Ages: 1st Grade – 8th Grade
Build a spider glider
Students design and build a spider form cardstock, string, straws and pipe cleaners. They, they attached their spider to a wall or door, and watch how their spider glides when it string gliders move with the air. Check out these instructions from the Science Museum of Minnesota.
Ages: Preschool-1st Grade
Build a spider model
Students can use household materials such as plastic cups and straws to build models of critters like centipedes and spiders. This activity is part of a larger resource with a number of other related activities to introduce students to invertebrates from the Biotechnological and Biological Science Research Council.
Ages: 1st Grade – 5th Grade
Cross-curricular spider activities for young students
Incorporate cross-curricular activities with the thematic unit from Scholastic.com. This plan includes “Spider Web Addition,” “Spider Informational Writing,” a spider craft, fine motor spider webs, spider snacks, and links to favorite videos.
Ages: PreK – Grade 2
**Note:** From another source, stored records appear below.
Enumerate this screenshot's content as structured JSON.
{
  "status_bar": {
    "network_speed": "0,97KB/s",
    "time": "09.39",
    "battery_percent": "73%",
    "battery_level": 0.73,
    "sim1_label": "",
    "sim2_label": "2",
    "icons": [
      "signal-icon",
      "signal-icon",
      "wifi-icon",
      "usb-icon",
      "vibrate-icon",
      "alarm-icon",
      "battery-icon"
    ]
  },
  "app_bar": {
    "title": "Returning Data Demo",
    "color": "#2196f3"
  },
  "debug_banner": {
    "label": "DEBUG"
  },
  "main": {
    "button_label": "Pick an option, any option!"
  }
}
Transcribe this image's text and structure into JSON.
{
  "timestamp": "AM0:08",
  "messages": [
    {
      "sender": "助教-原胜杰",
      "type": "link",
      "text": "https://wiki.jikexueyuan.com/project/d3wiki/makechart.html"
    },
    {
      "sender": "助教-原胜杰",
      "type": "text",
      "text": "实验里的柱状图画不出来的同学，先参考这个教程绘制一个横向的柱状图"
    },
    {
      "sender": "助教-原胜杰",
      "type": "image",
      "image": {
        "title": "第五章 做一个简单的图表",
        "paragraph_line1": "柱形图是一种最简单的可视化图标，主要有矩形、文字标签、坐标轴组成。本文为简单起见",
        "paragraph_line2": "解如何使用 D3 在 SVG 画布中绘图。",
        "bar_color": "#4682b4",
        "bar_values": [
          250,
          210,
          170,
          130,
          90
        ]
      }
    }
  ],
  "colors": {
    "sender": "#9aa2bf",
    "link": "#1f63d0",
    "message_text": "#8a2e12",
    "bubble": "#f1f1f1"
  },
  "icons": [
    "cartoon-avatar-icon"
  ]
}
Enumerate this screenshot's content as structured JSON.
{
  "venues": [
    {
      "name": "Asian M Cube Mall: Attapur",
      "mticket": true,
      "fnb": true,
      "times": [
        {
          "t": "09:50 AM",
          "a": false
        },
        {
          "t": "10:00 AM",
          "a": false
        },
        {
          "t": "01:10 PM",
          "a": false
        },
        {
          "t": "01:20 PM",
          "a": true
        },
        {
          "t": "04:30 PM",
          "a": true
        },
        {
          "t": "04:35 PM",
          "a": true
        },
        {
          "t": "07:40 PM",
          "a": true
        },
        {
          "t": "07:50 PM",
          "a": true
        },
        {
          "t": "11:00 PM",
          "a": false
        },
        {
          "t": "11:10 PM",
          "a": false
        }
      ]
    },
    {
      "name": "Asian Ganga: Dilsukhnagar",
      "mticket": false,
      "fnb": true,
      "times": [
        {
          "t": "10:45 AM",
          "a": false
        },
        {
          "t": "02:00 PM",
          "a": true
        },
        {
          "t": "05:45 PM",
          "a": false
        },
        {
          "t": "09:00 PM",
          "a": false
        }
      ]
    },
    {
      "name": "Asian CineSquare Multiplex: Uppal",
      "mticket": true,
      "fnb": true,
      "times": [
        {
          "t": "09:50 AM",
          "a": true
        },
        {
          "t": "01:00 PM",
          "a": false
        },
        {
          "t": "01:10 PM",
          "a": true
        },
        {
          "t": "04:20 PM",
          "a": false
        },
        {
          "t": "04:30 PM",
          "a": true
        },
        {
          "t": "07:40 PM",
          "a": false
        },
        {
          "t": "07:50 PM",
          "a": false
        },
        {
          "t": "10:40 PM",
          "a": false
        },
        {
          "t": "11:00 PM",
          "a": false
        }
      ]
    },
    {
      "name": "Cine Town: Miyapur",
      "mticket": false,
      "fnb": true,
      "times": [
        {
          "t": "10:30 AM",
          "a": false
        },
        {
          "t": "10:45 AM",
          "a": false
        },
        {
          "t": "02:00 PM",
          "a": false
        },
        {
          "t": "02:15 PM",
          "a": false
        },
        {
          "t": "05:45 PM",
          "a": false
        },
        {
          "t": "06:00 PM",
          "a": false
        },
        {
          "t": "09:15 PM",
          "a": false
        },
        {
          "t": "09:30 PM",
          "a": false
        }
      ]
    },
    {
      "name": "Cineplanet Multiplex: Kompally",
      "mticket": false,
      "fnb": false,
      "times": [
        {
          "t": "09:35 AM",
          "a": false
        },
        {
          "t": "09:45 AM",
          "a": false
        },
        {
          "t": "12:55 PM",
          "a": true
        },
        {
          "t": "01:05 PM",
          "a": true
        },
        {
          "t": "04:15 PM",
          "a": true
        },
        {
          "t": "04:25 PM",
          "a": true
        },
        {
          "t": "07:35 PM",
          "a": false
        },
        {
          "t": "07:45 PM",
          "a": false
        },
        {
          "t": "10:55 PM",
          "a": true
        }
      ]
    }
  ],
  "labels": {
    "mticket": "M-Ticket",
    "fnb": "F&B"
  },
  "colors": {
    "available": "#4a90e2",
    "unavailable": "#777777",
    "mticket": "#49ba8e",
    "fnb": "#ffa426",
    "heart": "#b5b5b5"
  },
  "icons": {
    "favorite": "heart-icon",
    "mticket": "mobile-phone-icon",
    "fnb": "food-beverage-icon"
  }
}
Which materials are sticky enough to hold the “Incy Wincy” spider onto the waterspout? Students will investigate and test various materials in this STEM activity. This collection of activities from Science Sparks also includes instructions for making colorful web scratch art pictures, investigating different materials to see which make the most waterproof umbrellas for the spiders, and making cornflour goo.
Ages: Elementary Grades
The Magic School Bus and spiders
This activity can be used on its own or as an extension to The Magic School Bus Spins a Web. Students can observe spiders in their habitats and make spider hotels.
Ages: Grades 1-5
Design communication messages like Charlotte’s Web
In this activity from Teach Engineering, students learn about the different types of webs spiders make. Then, students use this knowledge to design and create their own webs with messages.
Ages: Grades 3-5
Spiders in space
Spiders were transported to space aboard Space Shuttle Endeavor in 2011 and teachers and students from around the world were encouraged to take part in a scientific investigation. This guide complements the program and includes instructions for housing and caring for a spider, as well as setting up a classroom-based investigation.
Ages: Middle school and high school
There is so much to learn about spiders! Children are naturally curious, and as you begin to teach about spiders, these resources can help answer some of their questions: